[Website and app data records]
____________________
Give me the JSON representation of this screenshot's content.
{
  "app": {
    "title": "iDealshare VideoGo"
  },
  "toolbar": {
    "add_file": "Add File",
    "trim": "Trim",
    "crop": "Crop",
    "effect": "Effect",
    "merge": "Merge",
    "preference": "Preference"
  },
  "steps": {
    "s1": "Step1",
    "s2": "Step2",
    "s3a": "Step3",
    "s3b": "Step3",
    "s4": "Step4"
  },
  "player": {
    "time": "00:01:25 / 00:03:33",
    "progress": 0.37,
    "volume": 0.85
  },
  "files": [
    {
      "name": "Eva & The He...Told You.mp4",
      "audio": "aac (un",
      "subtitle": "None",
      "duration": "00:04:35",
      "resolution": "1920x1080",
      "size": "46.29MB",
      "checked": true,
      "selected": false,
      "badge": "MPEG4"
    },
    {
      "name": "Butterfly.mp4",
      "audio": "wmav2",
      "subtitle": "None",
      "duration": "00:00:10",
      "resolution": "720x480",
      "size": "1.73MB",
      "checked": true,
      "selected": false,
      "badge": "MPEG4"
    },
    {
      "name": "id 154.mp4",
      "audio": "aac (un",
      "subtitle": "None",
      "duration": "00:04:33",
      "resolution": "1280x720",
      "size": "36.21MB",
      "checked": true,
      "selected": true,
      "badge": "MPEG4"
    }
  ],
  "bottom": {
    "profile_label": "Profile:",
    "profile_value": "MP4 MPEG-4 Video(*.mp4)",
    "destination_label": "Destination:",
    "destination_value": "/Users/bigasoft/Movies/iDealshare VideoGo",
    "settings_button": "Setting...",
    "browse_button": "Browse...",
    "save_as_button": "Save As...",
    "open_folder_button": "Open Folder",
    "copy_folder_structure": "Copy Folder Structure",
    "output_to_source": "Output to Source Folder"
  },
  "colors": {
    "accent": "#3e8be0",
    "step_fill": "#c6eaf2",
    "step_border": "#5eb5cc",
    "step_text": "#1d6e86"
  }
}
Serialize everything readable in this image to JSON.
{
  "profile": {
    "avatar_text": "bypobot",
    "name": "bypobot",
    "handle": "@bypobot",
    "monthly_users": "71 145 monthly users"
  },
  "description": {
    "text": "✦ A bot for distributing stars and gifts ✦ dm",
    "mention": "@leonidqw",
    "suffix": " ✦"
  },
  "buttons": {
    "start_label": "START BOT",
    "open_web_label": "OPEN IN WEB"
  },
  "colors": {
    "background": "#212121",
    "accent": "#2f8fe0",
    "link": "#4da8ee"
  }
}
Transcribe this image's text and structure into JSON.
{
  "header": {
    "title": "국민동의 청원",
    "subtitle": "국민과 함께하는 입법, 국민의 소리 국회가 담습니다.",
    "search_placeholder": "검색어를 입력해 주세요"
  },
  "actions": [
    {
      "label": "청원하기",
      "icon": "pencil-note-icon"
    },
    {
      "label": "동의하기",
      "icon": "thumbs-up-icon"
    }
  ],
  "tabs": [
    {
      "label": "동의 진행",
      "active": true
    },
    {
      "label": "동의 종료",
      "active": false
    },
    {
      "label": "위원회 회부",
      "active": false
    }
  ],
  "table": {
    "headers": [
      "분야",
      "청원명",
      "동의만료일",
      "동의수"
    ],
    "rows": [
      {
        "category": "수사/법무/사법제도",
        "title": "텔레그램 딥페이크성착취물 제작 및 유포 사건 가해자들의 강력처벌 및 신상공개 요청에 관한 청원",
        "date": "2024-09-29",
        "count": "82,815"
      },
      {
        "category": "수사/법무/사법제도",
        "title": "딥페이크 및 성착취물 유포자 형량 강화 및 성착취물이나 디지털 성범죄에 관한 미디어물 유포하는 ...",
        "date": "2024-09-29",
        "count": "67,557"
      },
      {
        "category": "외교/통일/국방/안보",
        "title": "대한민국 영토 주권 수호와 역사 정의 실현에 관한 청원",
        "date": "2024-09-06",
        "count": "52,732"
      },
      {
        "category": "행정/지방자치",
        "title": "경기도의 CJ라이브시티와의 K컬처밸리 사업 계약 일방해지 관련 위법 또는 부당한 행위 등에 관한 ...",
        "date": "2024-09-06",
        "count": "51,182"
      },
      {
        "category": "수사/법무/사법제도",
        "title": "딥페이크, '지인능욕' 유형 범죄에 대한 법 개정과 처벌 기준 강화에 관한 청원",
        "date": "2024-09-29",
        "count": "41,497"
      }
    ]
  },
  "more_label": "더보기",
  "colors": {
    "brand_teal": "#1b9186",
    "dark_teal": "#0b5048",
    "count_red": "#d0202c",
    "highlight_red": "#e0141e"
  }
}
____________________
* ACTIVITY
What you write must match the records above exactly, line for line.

* EXPECTED ANSWER
Give me the JSON representation of this screenshot's content.
{
  "app": {
    "title": "iDealshare VideoGo"
  },
  "toolbar": {
    "add_file": "Add File",
    "trim": "Trim",
    "crop": "Crop",
    "effect": "Effect",
    "merge": "Merge",
    "preference": "Preference"
  },
  "steps": {
    "s1": "Step1",
    "s2": "Step2",
    "s3a": "Step3",
    "s3b": "Step3",
    "s4": "Step4"
  },
  "player": {
    "time": "00:01:25 / 00:03:33",
    "progress": 0.37,
    "volume": 0.85
  },
  "files": [
    {
      "name": "Eva & The He...Told You.mp4",
      "audio": "aac (un",
      "subtitle": "None",
      "duration": "00:04:35",
      "resolution": "1920x1080",
      "size": "46.29MB",
      "checked": true,
      "selected": false,
      "badge": "MPEG4"
    },
    {
      "name": "Butterfly.mp4",
      "audio": "wmav2",
      "subtitle": "None",
      "duration": "00:00:10",
      "resolution": "720x480",
      "size": "1.73MB",
      "checked": true,
      "selected": false,
      "badge": "MPEG4"
    },
    {
      "name": "id 154.mp4",
      "audio": "aac (un",
      "subtitle": "None",
      "duration": "00:04:33",
      "resolution": "1280x720",
      "size": "36.21MB",
      "checked": true,
      "selected": true,
      "badge": "MPEG4"
    }
  ],
  "bottom": {
    "profile_label": "Profile:",
    "profile_value": "MP4 MPEG-4 Video(*.mp4)",
    "destination_label": "Destination:",
    "destination_value": "/Users/bigasoft/Movies/iDealshare VideoGo",
    "settings_button": "Setting...",
    "browse_button": "Browse...",
    "save_as_button": "Save As...",
    "open_folder_button": "Open Folder",
    "copy_folder_structure": "Copy Folder Structure",
    "output_to_source": "Output to Source Folder"
  },
  "colors": {
    "accent": "#3e8be0",
    "step_fill": "#c6eaf2",
    "step_border": "#5eb5cc",
    "step_text": "#1d6e86"
  }
}
Serialize everything readable in this image to JSON.
{
  "profile": {
    "avatar_text": "bypobot",
    "name": "bypobot",
    "handle": "@bypobot",
    "monthly_users": "71 145 monthly users"
  },
  "description": {
    "text": "✦ A bot for distributing stars and gifts ✦ dm",
    "mention": "@leonidqw",
    "suffix": " ✦"
  },
  "buttons": {
    "start_label": "START BOT",
    "open_web_label": "OPEN IN WEB"
  },
  "colors": {
    "background": "#212121",
    "accent": "#2f8fe0",
    "link": "#4da8ee"
  }
}
Transcribe this image's text and structure into JSON.
{
  "header": {
    "title": "국민동의 청원",
    "subtitle": "국민과 함께하는 입법, 국민의 소리 국회가 담습니다.",
    "search_placeholder": "검색어를 입력해 주세요"
  },
  "actions": [
    {
      "label": "청원하기",
      "icon": "pencil-note-icon"
    },
    {
      "label": "동의하기",
      "icon": "thumbs-up-icon"
    }
  ],
  "tabs": [
    {
      "label": "동의 진행",
      "active": true
    },
    {
      "label": "동의 종료",
      "active": false
    },
    {
      "label": "위원회 회부",
      "active": false
    }
  ],
  "table": {
    "headers": [
      "분야",
      "청원명",
      "동의만료일",
      "동의수"
    ],
    "rows": [
      {
        "category": "수사/법무/사법제도",
        "title": "텔레그램 딥페이크성착취물 제작 및 유포 사건 가해자들의 강력처벌 및 신상공개 요청에 관한 청원",
        "date": "2024-09-29",
        "count": "82,815"
      },
      {
        "category": "수사/법무/사법제도",
        "title": "딥페이크 및 성착취물 유포자 형량 강화 및 성착취물이나 디지털 성범죄에 관한 미디어물 유포하는 ...",
        "date": "2024-09-29",
        "count": "67,557"
      },
      {
        "category": "외교/통일/국방/안보",
        "title": "대한민국 영토 주권 수호와 역사 정의 실현에 관한 청원",
        "date": "2024-09-06",
        "count": "52,732"
      },
      {
        "category": "행정/지방자치",
        "title": "경기도의 CJ라이브시티와의 K컬처밸리 사업 계약 일방해지 관련 위법 또는 부당한 행위 등에 관한 ...",
        "date": "2024-09-06",
        "count": "51,182"
      },
      {
        "category": "수사/법무/사법제도",
        "title": "딥페이크, '지인능욕' 유형 범죄에 대한 법 개정과 처벌 기준 강화에 관한 청원",
        "date": "2024-09-29",
        "count": "41,497"
      }
    ]
  },
  "more_label": "더보기",
  "colors": {
    "brand_teal": "#1b9186",
    "dark_teal": "#0b5048",
    "count_red": "#d0202c",
    "highlight_red": "#e0141e"
  }
}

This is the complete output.